The films that Ellison’s Annapurna Pictures has financed include “American Hustle,” “Her” and “Zero Dark Thirty,” and, Miller says, “to me, there’s nobody out there like her making decisions the way she’s making decisions.
“She’s a genuine and sincere film lover; she starts from there. Her decisions at her core are based on her feelings about a project. She had to suspend the disbelief of others to greenlight this film. I had a similar experience with ‘Capote’ and ‘Moneyball.’ Each required an individual to step forward and defy conventional thinking.”
Staying with the project for all those years was co-star Tatum, who was “the first actor cast, before I had a script or anything.”
Miller had seen Tatum in 2006’s small independent “A Guide to Recognizing Your Saints” and was captivated. “He was amazing, dangerous, animal and electric, an unhinged character and scary,” he says. “I thought the filmmakers had plucked someone out of Queens and typecast him.

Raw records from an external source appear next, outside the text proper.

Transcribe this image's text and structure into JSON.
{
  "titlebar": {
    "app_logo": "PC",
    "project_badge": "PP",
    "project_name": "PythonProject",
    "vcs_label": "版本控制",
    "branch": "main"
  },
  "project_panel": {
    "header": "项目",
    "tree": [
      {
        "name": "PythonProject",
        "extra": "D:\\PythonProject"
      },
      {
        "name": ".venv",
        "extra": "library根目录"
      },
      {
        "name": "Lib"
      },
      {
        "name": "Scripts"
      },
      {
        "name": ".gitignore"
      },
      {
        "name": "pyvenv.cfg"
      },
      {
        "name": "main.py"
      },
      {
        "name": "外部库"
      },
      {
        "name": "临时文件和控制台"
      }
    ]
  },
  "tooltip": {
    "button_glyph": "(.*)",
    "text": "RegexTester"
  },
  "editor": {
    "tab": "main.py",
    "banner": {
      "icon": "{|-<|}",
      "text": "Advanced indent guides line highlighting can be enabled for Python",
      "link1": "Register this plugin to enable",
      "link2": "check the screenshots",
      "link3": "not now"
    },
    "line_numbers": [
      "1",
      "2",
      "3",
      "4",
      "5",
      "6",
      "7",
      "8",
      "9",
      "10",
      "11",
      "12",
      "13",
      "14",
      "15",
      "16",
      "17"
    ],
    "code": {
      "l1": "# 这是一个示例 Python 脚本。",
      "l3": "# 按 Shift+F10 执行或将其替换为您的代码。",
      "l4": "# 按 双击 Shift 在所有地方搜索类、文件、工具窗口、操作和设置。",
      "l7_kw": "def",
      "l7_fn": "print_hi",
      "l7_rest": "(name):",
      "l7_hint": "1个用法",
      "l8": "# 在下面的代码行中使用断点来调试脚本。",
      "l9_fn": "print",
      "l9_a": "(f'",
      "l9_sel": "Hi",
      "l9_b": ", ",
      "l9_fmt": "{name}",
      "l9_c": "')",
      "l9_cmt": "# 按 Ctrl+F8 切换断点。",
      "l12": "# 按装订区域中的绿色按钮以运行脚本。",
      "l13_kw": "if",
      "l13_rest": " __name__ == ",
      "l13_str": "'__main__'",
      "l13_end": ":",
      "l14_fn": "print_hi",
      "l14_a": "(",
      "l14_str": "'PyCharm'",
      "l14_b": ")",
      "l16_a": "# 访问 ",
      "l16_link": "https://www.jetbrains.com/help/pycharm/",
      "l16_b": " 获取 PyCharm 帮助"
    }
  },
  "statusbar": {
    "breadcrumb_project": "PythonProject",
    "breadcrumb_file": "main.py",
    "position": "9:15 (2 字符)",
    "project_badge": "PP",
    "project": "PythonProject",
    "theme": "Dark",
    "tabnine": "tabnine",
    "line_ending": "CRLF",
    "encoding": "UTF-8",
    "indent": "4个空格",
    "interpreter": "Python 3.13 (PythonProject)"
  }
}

“Then I found out that he was from the South, the sweetest guy in the world with something of Mark Schultz’s quality. As the landscape of his career completely changed, I looked the other way and held on to what I’d seen and knew about him.”

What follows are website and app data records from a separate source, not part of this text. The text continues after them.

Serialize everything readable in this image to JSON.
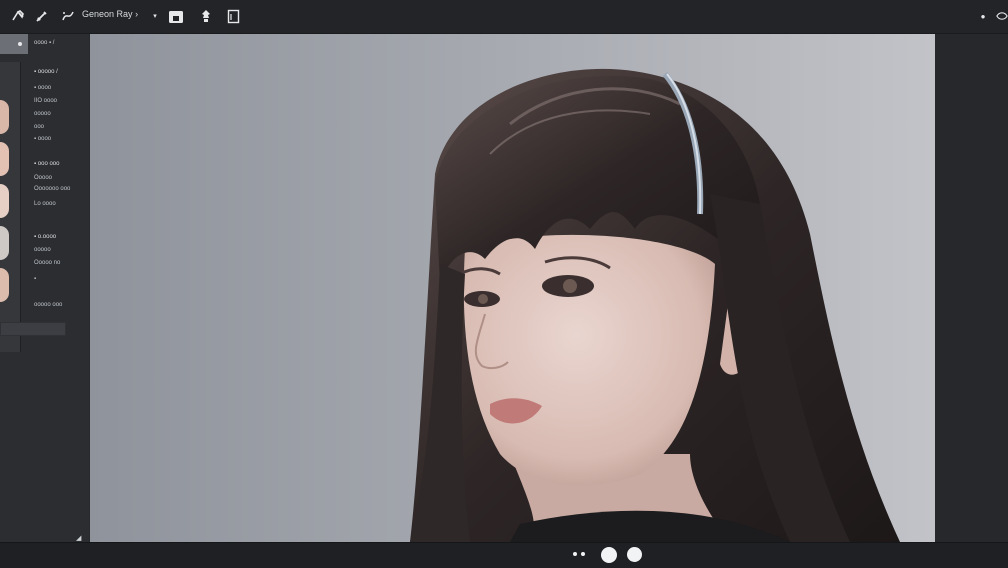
{
  "toolbar": {
    "title": "Geneon Ray",
    "title_chevron": "›",
    "icons": [
      "pen-icon",
      "brush-icon",
      "curve-icon",
      "dropdown-arrow-icon",
      "folder-icon",
      "stamp-icon",
      "document-icon",
      "status-dot-icon",
      "eye-icon"
    ]
  },
  "left_panel": {
    "header": "oooo ▪ /",
    "section_1": "▪ ooooo /",
    "items_1": [
      "▪ oooo",
      "IIO oooo",
      "ooooo",
      "ooo",
      "▪ oooo"
    ],
    "section_2": "▪ ooo ooo",
    "items_2": [
      "Ooooo",
      "Ooooooo ooo",
      "Lo oooo"
    ],
    "section_3": "▪ o.oooo",
    "items_3": [
      "ooooo",
      "Ooooo no"
    ],
    "item_4": "▪",
    "footer": "ooooo ooo"
  },
  "colors": {
    "toolbar_bg": "#222427",
    "panel_bg": "#2b2d31",
    "canvas_bg": "#9c9fa6"
  }
}
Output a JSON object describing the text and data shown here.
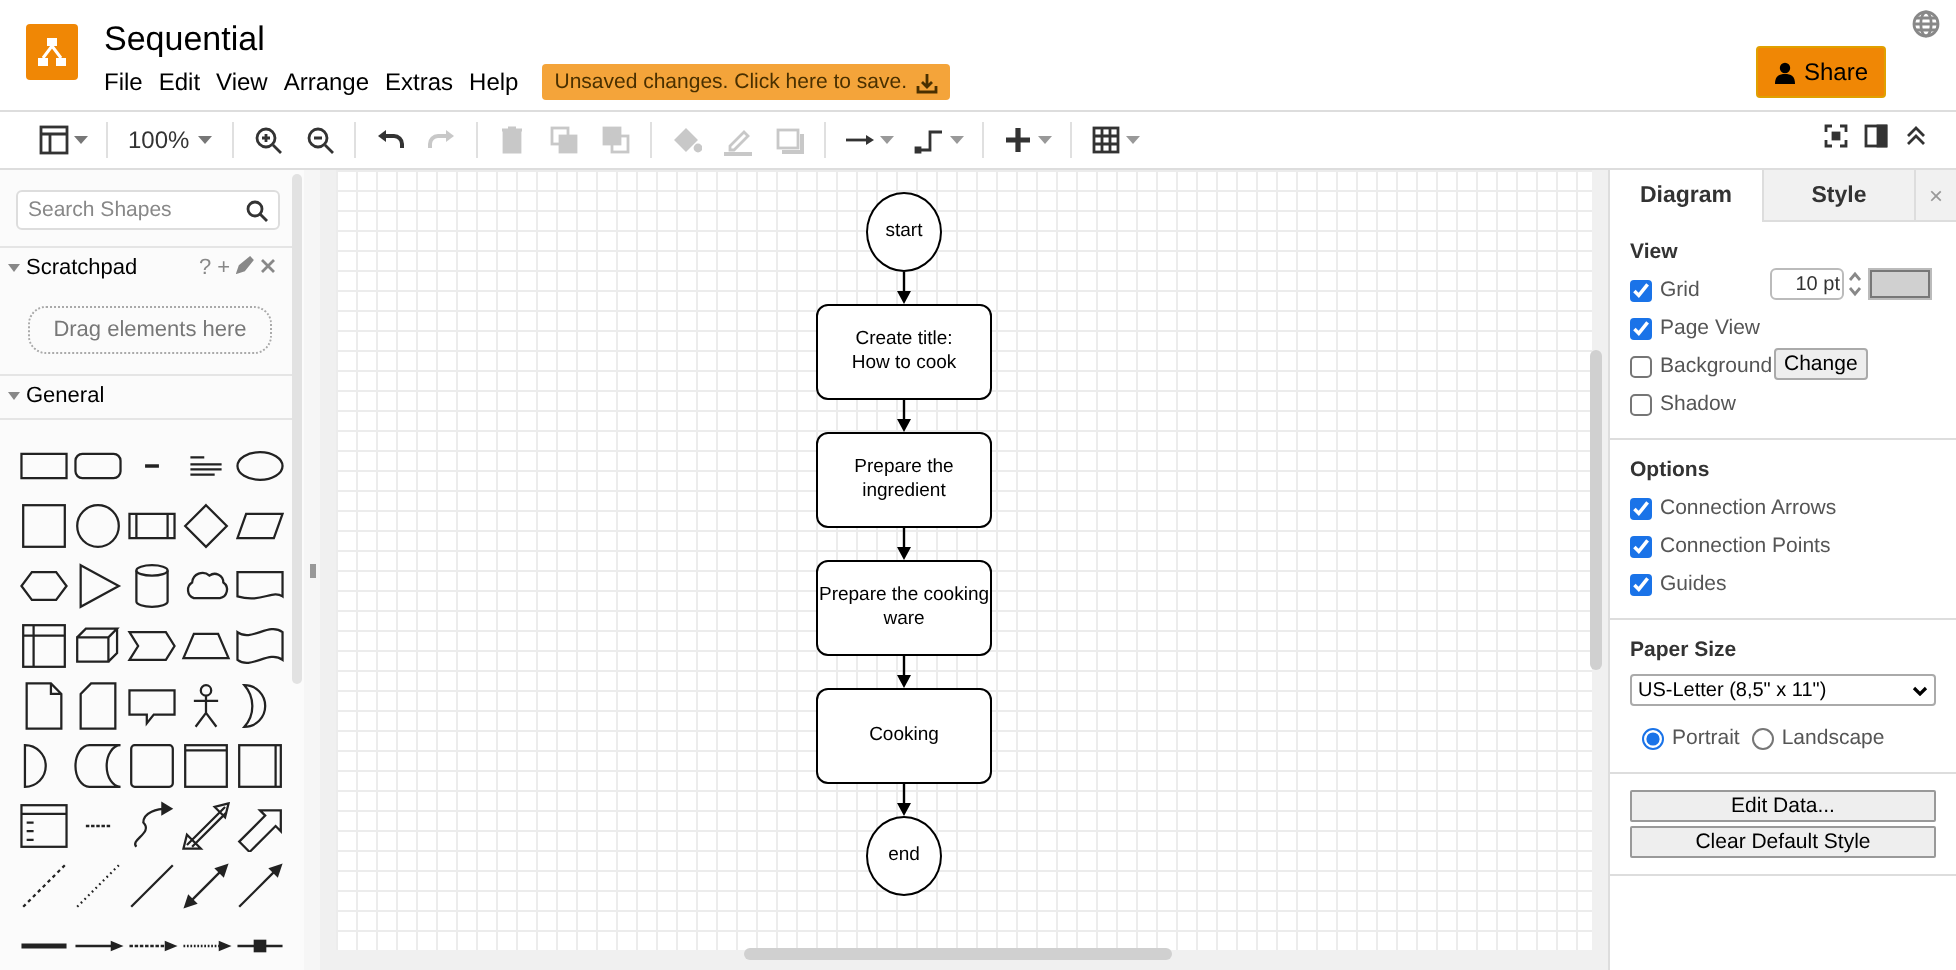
{
  "window": {
    "title": "Sequential"
  },
  "menu": [
    "File",
    "Edit",
    "View",
    "Arrange",
    "Extras",
    "Help"
  ],
  "save_notice": "Unsaved changes. Click here to save.",
  "share_button": "Share",
  "toolbar": {
    "zoom": "100%",
    "tools": [
      {
        "kind": "zoom-in",
        "disabled": false
      },
      {
        "kind": "zoom-out",
        "disabled": false
      },
      {
        "kind": "undo",
        "disabled": false
      },
      {
        "kind": "redo",
        "disabled": true
      },
      {
        "kind": "delete",
        "disabled": true
      },
      {
        "kind": "to-front",
        "disabled": true
      },
      {
        "kind": "to-back",
        "disabled": true
      },
      {
        "kind": "fill",
        "disabled": true
      },
      {
        "kind": "line",
        "disabled": true
      },
      {
        "kind": "shadow",
        "disabled": true
      },
      {
        "kind": "connection",
        "disabled": false
      },
      {
        "kind": "waypoints",
        "disabled": false
      },
      {
        "kind": "insert",
        "disabled": false
      },
      {
        "kind": "table",
        "disabled": false
      }
    ]
  },
  "sidebar": {
    "search": {
      "placeholder": "Search Shapes"
    },
    "scratchpad": {
      "title": "Scratchpad",
      "help": "?",
      "add": "+",
      "hint": "Drag elements here"
    },
    "general": {
      "title": "General"
    }
  },
  "diagram": {
    "nodes": [
      {
        "kind": "ellipse",
        "label": "start"
      },
      {
        "kind": "rounded-rect",
        "label": "Create title:\nHow to cook"
      },
      {
        "kind": "rounded-rect",
        "label": "Prepare the\ningredient"
      },
      {
        "kind": "rounded-rect",
        "label": "Prepare the cooking\nware"
      },
      {
        "kind": "rounded-rect",
        "label": "Cooking"
      },
      {
        "kind": "ellipse",
        "label": "end"
      }
    ]
  },
  "format_panel": {
    "tabs": [
      {
        "label": "Diagram",
        "selected": true
      },
      {
        "label": "Style",
        "selected": false
      }
    ],
    "close": "×",
    "view": {
      "title": "View",
      "items": [
        {
          "label": "Grid",
          "checked": true
        },
        {
          "label": "Page View",
          "checked": true
        },
        {
          "label": "Background",
          "checked": false
        },
        {
          "label": "Shadow",
          "checked": false
        }
      ],
      "grid_size": "10 pt",
      "change_button": "Change"
    },
    "options": {
      "title": "Options",
      "items": [
        {
          "label": "Connection Arrows",
          "checked": true
        },
        {
          "label": "Connection Points",
          "checked": true
        },
        {
          "label": "Guides",
          "checked": true
        }
      ]
    },
    "paper_size": {
      "title": "Paper Size",
      "value": "US-Letter (8,5\" x 11\")",
      "orientations": [
        {
          "label": "Portrait",
          "selected": true
        },
        {
          "label": "Landscape",
          "selected": false
        }
      ]
    },
    "buttons": [
      "Edit Data...",
      "Clear Default Style"
    ]
  }
}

Cast next, in an unflinchingly dramatic role, was Carell. “Everyone’s description of Du Pont, and I spoke to more than a dozen people who knew him, was that he was benign; nobody could believe he would do what he ended up doing,” Miller says.

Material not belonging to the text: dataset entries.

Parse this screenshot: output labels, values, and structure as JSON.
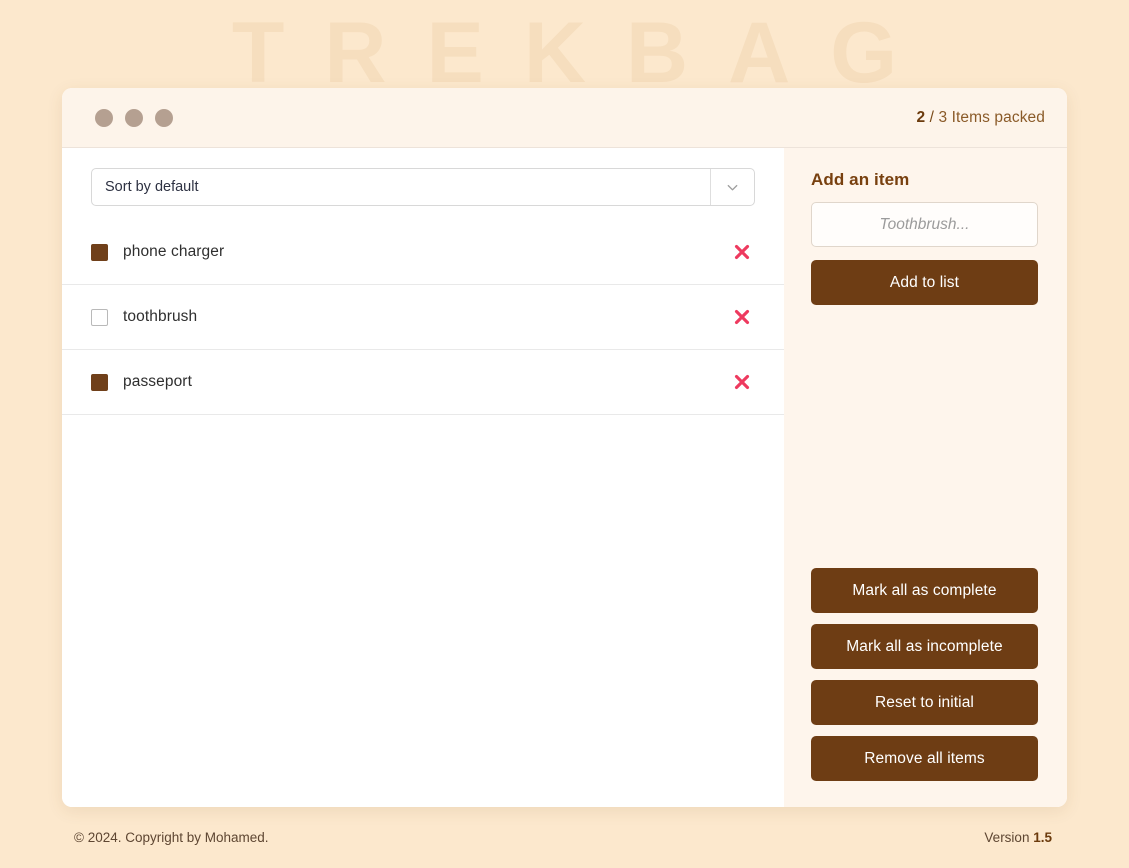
{
  "watermark": {
    "text": "TREKBAG"
  },
  "header": {
    "window_dots": [
      "dot-1",
      "dot-2",
      "dot-3"
    ],
    "counter": {
      "packed": "2",
      "separator": "/",
      "total_and_label": "3 Items packed"
    }
  },
  "list_panel": {
    "sort_select": {
      "value": "Sort by default",
      "icon": "chevron-down-icon"
    },
    "items": [
      {
        "label": "phone charger",
        "checked": true,
        "delete_icon": "close-x-icon"
      },
      {
        "label": "toothbrush",
        "checked": false,
        "delete_icon": "close-x-icon"
      },
      {
        "label": "passeport",
        "checked": true,
        "delete_icon": "close-x-icon"
      }
    ]
  },
  "sidebar": {
    "title": "Add an item",
    "input": {
      "value": "",
      "placeholder": "Toothbrush..."
    },
    "add_button": "Add to list",
    "bulk_actions": [
      "Mark all as complete",
      "Mark all as incomplete",
      "Reset to initial",
      "Remove all items"
    ]
  },
  "footer": {
    "copyright": "© 2024. Copyright by Mohamed.",
    "version_label": "Version",
    "version_number": "1.5"
  },
  "colors": {
    "page_background": "#FCE8CD",
    "watermark": "#F6DEBE",
    "card_background": "#FFFFFF",
    "header_background": "#FDF4EA",
    "sidebar_background": "#FEF5EC",
    "brand_brown": "#6E3D14",
    "checkbox_brown": "#70401A",
    "delete_red": "#EE3A5F",
    "window_dot": "#B5A091",
    "heading_brown": "#78400F"
  }
}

“When you’re casting a murderer, I have no interest in putting a guy in there who on first glimpse you know is going to kill somebody. You want someone where you don’t believe it until it happens, where the shock of it coming from this character is what is meaningful.”
The role of Dave Schultz, “a truly benevolent soul, a complex guy with many layers who had a thousand best friends,” was, the director says, tricky to cast.
Miller had wanted to work with Ruffalo before and it had not worked out, but this time the actor took the initiative, “he knew about the project and wanted to meet. He’d done his homework and within 48 hours I offered him the part.”
Alone among the three actors, Ruffalo had had experience with wrestling — he and his father each had been accomplished in the sport in high school — and the fidelity with which it’s depicted is one of the strengths of “Foxcatcher.” In fact, the practice session between the brothers that starts the film is so impeccably done that Miller was able to cut an entire dialogue scene because the physical action conveyed the same information.
This openness to new situations is a hallmark of Miller’s directing style, which is in part inspired by the “phenomenal performances” British director Mike Leigh’s quasi-improvisational techniques elicit from his actors.
“I work on set from a big book which has an outline and various versions of scenes (the script here is by E. Max Frye and Oscar nominated “Capote” screenwriter Dan Futterman) that have been written,” Miller says. “More often than not, I go into a scene without a definitive text, during rehearsals things come up, there is a lot of improv. The process really is an exploration, one of discovery, a way to keep the acting fresh and intimate and present. I like working like that.”
Miller’s ultimate goal as a filmmaker, he says, “is not to be a storyteller but an observer. My films are inquiries. I’ve chopped down all the signposts, I really resist taking moral positions.
“There’s a natural human tendency to judge things before we understand them. That simplifies things but deprives us of insights that could be taken from looking more carefully, being unflinching, taking a hard look at something we have an aversion to looking at.
“This film really wants to stare at the ambiguity of what happens. The discomfort of ambiguity is an essential aspect of the story. It pulls back the bow for a long time. It’s not meant to crystallize until the end.”